In comparison the stealth F-22 Raptor carries eight missiles internally – double the F-35’s number. The F-35’s relatively small weapons load while flying stealth is one of its biggest limitations.
Meanwhile, older, non-stealthy Russian and Chinese fighters can carry a dozen or more air-to-air missiles. Russia’s Su-57 stealth fighter and China’s J-20 stealth fighter can reportedly pack six missiles in their internal bays.
This is one reason the Air Force opted for buying upgraded Boeing F-15EXs to essentially employ as missile trucks, along with ongoing purchases of F-35s, even though both will cost about the same, at $100 million each.
The F-15EX could, in theory, carry up to 22 missiles, according to Boeing test pilot Matt Geise, but that would degrade the plane’s capabilities far too much. Still, even with a much smaller missile load, an F-15EX easily could carry twice or three times as many missiles as an F-35 can.
David Axe notes that: “The Air Force in 2020 is acquiring the first eight of up to 144 F-15EX. The service already operates around 200 F-35As and has been buying additional copies at a rate of around 50 per year.”
This is also why Japanese defense minister Taro Kono has said the country’s next fighter aircraft must carry more air-to-air missiles than the current F-35s can, writes Axe, adding: “We will emphasize network functions and demand high stealth performance, Kono told reporters. “It will carry more missiles than the F-35.”
The National Interest explains that:

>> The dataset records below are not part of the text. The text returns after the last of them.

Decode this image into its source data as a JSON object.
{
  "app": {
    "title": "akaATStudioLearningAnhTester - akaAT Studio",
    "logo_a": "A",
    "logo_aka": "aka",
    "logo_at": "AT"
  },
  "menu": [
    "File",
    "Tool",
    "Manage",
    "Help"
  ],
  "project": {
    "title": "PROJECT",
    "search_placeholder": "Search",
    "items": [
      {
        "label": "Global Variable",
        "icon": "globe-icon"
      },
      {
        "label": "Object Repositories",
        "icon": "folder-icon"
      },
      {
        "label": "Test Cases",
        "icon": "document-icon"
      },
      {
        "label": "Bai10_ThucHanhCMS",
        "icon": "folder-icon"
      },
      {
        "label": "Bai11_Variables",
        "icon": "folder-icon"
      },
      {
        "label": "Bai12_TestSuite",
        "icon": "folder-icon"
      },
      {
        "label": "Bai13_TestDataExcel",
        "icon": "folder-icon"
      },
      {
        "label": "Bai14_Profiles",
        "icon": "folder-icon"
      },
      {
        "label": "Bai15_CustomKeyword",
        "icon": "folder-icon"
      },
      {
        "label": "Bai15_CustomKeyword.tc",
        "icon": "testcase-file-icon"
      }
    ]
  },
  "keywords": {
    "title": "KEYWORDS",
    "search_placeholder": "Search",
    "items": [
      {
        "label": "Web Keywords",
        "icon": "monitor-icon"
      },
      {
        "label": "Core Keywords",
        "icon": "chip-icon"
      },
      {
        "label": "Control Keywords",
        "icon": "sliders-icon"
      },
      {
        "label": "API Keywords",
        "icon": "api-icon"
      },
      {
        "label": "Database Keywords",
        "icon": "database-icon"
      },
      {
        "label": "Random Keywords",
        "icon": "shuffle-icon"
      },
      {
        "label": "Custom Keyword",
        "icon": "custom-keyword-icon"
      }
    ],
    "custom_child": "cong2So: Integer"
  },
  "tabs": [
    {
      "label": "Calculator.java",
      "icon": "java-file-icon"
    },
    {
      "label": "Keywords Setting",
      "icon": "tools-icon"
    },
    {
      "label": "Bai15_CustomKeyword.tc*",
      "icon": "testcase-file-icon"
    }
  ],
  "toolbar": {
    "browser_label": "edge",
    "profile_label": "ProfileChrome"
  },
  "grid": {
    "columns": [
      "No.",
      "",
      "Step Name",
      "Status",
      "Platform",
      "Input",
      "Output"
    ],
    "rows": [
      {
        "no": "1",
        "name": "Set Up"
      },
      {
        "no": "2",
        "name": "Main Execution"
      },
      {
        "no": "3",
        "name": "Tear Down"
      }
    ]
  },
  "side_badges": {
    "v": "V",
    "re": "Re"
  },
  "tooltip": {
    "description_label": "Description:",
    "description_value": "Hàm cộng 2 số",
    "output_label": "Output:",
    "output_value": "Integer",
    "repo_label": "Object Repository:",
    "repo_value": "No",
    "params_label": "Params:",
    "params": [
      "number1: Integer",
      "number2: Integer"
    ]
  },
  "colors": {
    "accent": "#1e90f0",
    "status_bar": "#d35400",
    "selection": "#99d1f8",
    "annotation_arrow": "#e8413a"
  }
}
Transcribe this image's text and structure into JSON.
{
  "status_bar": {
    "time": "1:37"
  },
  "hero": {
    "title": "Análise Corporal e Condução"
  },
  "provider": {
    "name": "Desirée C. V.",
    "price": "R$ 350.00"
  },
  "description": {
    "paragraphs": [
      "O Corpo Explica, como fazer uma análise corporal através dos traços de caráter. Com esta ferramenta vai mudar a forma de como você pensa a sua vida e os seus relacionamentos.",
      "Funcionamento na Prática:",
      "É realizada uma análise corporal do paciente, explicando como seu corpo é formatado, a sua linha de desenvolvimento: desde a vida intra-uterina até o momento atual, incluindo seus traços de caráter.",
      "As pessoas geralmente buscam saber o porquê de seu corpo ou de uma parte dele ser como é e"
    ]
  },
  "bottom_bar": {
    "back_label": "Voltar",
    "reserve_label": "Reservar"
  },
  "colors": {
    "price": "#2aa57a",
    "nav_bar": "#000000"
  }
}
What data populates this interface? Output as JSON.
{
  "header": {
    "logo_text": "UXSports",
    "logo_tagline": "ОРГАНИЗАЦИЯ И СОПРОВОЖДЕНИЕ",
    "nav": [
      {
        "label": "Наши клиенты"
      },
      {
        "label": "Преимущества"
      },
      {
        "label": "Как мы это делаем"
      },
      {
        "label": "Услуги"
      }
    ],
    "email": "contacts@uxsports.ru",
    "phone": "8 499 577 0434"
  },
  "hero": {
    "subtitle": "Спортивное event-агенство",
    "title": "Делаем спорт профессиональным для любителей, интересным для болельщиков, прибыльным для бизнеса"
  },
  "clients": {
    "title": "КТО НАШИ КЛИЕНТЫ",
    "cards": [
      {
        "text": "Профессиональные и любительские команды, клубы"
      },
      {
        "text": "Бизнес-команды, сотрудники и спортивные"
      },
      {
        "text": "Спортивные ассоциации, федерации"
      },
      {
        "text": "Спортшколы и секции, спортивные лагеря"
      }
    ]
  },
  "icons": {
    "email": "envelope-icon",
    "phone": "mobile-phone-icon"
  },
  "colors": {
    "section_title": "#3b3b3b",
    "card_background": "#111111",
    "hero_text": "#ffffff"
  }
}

If Japan wants its new F-3 fighter to carry more missiles, it will need to develop a stealth fighter with a layout similar to the F-22 or acquire a non-stealthy plane in a similar class as the F-15EX.
Not coincidentally, Lockheed has proposed to co-develop with Japanese industry an F-3 design that combines the airframe of the F-22 stealth fighter with the F-35’s sensors and electronics. But it’s worth noting that Japan already operates around 200 older F-15Js.
While Tokyo mulls its options, Lockheed is trying to squeeze more missiles into the F-35’s bays. “With internal research and development over the last several years,
Lockheed Martin has matured design concepts to integrate six air-to-air missiles within the internal weapons bays of the F-35A and F-35C variants,” company spokesman Michael Friedman told Breaking Defense.
Friedman added: “This effort allows further enhancement of the F-35’s lethality and survivability by increasing internal weapons capacity by two additional missiles while remaining in very-low-observable stealth configuration.”
Whichever way Japan decides to move forward, what is clear is that both the U.S. and Japan need to, and plan on, adding fighters with lots more missiles. ADN